Abstract of "Translating Evidence from the Technical to the Social for Regulatory Approval"

Janice E. Graham
Technoscience and Regulation Research Unit, Department of Pediatrics (Infectious Diseases), Faculty of Medicine, Dalhousie University, Halifax, NS, Canada B3H 4R2

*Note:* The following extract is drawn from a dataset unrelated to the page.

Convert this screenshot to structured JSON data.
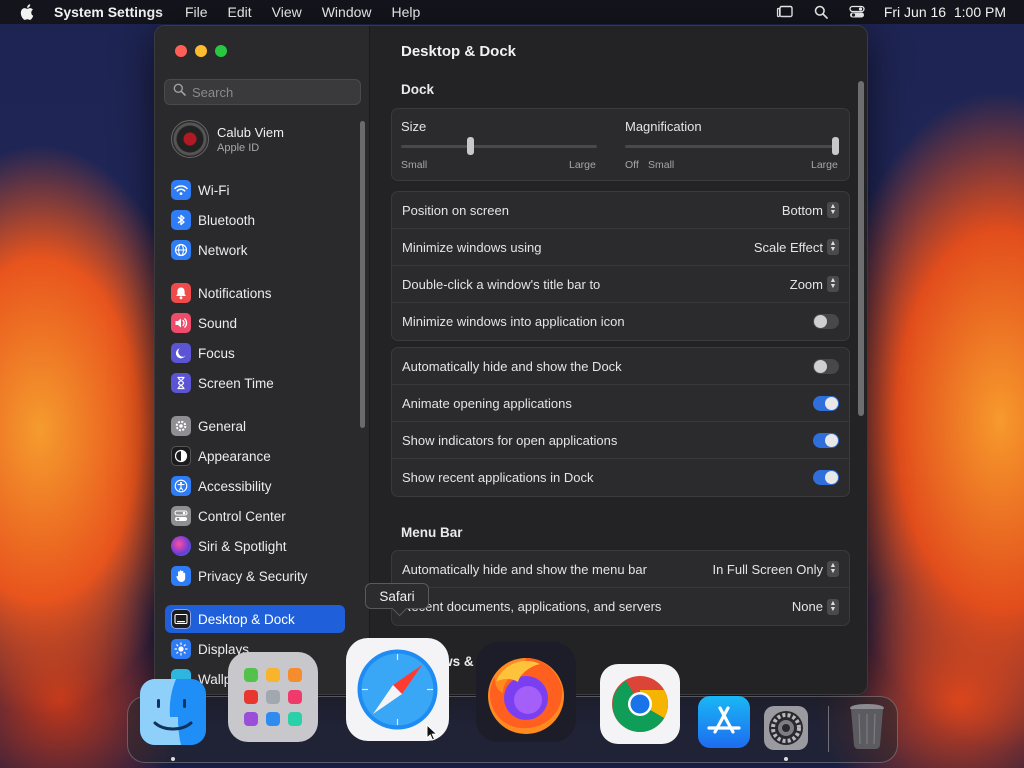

Social, technical, and moral issues surround the construction and interpretation of research data and how scientific evidence is used to arrive at regulatory and policy decisions. When a new pharmaceutical or biological agent receives its federal market approval in Canada, i.e., a Notice of Compliance, the public assumes that the product is safe, effective, and of consistent quality. When provincial committees refuse to fund these same products, citizens are understandably confused. Our newspapers regularly feature stories about patients seeking treatments outside of their own jurisdictions, and of inequities and access issues associated with different formulary decisions. Using longitudinal ethnographic data and techniques and analytical tools from anthropology, science and technology studies, and epidemiological critical appraisal, this paper compares scientific evidence to policy decisions at various sites of the pharmaceuticals life cycle and regulatory process. Structural constraints at each level of the therapeutic product life cycle, many of which are neither transparent nor subject to accountability, lead to different weights given to evidence. Conclusion: This succeeds in altering the essential balance of risks and harms used in working out the details of a decision. Variability in negotiation, in assessing the science, and in public pressure result in differences of opinion regarding what new therapies will be accessible. Issues of public involvement, corporate drivers, clinical judgment, political will, and scientific evidence are involved. The scientific and policy nuances of premarket product approval along with the wider implications to understanding the current shift toward emphasizing postmarket regulatory follow-up are addressed.